_What is expected_.
An exact copy of all the entries is what is needed here.

Data excerpts
※ ※ ※

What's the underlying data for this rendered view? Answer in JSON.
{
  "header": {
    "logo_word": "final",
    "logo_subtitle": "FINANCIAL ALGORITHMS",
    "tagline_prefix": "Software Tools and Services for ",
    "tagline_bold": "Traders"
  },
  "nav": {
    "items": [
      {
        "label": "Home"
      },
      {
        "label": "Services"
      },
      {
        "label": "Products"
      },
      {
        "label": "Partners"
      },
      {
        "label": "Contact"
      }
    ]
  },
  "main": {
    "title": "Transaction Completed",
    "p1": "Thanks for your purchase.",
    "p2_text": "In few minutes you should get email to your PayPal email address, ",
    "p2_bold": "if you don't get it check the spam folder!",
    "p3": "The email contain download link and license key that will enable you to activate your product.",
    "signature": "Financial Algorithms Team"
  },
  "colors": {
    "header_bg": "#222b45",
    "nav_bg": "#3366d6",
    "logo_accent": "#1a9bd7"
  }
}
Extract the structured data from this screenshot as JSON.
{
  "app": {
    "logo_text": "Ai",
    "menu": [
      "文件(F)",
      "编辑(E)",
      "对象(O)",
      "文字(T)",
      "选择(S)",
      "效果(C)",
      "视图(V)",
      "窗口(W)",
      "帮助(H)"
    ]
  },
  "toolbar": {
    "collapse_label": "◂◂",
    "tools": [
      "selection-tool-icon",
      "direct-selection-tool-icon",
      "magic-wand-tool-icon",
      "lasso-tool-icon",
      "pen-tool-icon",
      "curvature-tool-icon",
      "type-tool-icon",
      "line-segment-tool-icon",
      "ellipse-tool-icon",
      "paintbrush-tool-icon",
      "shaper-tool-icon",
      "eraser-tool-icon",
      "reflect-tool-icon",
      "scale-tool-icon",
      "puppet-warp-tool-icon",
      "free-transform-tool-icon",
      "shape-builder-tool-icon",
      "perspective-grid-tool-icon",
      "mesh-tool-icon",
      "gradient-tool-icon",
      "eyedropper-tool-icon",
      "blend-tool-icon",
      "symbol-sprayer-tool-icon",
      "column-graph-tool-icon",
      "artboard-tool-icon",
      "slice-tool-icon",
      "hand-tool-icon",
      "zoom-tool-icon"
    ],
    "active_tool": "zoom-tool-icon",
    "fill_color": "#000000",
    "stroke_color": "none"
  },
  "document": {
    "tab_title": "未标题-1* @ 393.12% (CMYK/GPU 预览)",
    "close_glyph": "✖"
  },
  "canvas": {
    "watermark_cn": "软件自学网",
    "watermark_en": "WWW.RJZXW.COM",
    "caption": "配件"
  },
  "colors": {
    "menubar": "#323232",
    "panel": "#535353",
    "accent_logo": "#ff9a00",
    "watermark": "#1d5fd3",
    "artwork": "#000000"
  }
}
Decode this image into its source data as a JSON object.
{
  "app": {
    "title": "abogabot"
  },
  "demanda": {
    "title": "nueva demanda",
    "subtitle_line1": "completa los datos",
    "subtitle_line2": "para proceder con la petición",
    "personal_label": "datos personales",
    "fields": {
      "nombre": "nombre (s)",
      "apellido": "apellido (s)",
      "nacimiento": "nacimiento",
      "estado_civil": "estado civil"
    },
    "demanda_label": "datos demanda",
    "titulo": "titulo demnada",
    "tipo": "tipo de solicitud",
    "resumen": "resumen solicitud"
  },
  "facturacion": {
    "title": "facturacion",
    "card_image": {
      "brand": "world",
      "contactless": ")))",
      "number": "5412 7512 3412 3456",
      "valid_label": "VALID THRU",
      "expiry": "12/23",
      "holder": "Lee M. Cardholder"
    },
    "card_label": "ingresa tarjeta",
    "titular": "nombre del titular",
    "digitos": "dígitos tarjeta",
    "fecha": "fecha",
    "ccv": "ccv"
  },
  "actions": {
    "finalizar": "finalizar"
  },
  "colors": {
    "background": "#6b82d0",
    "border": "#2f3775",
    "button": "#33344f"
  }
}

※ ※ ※

_Completed exercise_.
What's the underlying data for this rendered view? Answer in JSON.
{
  "header": {
    "logo_word": "final",
    "logo_subtitle": "FINANCIAL ALGORITHMS",
    "tagline_prefix": "Software Tools and Services for ",
    "tagline_bold": "Traders"
  },
  "nav": {
    "items": [
      {
        "label": "Home"
      },
      {
        "label": "Services"
      },
      {
        "label": "Products"
      },
      {
        "label": "Partners"
      },
      {
        "label": "Contact"
      }
    ]
  },
  "main": {
    "title": "Transaction Completed",
    "p1": "Thanks for your purchase.",
    "p2_text": "In few minutes you should get email to your PayPal email address, ",
    "p2_bold": "if you don't get it check the spam folder!",
    "p3": "The email contain download link and license key that will enable you to activate your product.",
    "signature": "Financial Algorithms Team"
  },
  "colors": {
    "header_bg": "#222b45",
    "nav_bg": "#3366d6",
    "logo_accent": "#1a9bd7"
  }
}
Extract the structured data from this screenshot as JSON.
{
  "app": {
    "logo_text": "Ai",
    "menu": [
      "文件(F)",
      "编辑(E)",
      "对象(O)",
      "文字(T)",
      "选择(S)",
      "效果(C)",
      "视图(V)",
      "窗口(W)",
      "帮助(H)"
    ]
  },
  "toolbar": {
    "collapse_label": "◂◂",
    "tools": [
      "selection-tool-icon",
      "direct-selection-tool-icon",
      "magic-wand-tool-icon",
      "lasso-tool-icon",
      "pen-tool-icon",
      "curvature-tool-icon",
      "type-tool-icon",
      "line-segment-tool-icon",
      "ellipse-tool-icon",
      "paintbrush-tool-icon",
      "shaper-tool-icon",
      "eraser-tool-icon",
      "reflect-tool-icon",
      "scale-tool-icon",
      "puppet-warp-tool-icon",
      "free-transform-tool-icon",
      "shape-builder-tool-icon",
      "perspective-grid-tool-icon",
      "mesh-tool-icon",
      "gradient-tool-icon",
      "eyedropper-tool-icon",
      "blend-tool-icon",
      "symbol-sprayer-tool-icon",
      "column-graph-tool-icon",
      "artboard-tool-icon",
      "slice-tool-icon",
      "hand-tool-icon",
      "zoom-tool-icon"
    ],
    "active_tool": "zoom-tool-icon",
    "fill_color": "#000000",
    "stroke_color": "none"
  },
  "document": {
    "tab_title": "未标题-1* @ 393.12% (CMYK/GPU 预览)",
    "close_glyph": "✖"
  },
  "canvas": {
    "watermark_cn": "软件自学网",
    "watermark_en": "WWW.RJZXW.COM",
    "caption": "配件"
  },
  "colors": {
    "menubar": "#323232",
    "panel": "#535353",
    "accent_logo": "#ff9a00",
    "watermark": "#1d5fd3",
    "artwork": "#000000"
  }
}
Decode this image into its source data as a JSON object.
{
  "app": {
    "title": "abogabot"
  },
  "demanda": {
    "title": "nueva demanda",
    "subtitle_line1": "completa los datos",
    "subtitle_line2": "para proceder con la petición",
    "personal_label": "datos personales",
    "fields": {
      "nombre": "nombre (s)",
      "apellido": "apellido (s)",
      "nacimiento": "nacimiento",
      "estado_civil": "estado civil"
    },
    "demanda_label": "datos demanda",
    "titulo": "titulo demnada",
    "tipo": "tipo de solicitud",
    "resumen": "resumen solicitud"
  },
  "facturacion": {
    "title": "facturacion",
    "card_image": {
      "brand": "world",
      "contactless": ")))",
      "number": "5412 7512 3412 3456",
      "valid_label": "VALID THRU",
      "expiry": "12/23",
      "holder": "Lee M. Cardholder"
    },
    "card_label": "ingresa tarjeta",
    "titular": "nombre del titular",
    "digitos": "dígitos tarjeta",
    "fecha": "fecha",
    "ccv": "ccv"
  },
  "actions": {
    "finalizar": "finalizar"
  },
  "colors": {
    "background": "#6b82d0",
    "border": "#2f3775",
    "button": "#33344f"
  }
}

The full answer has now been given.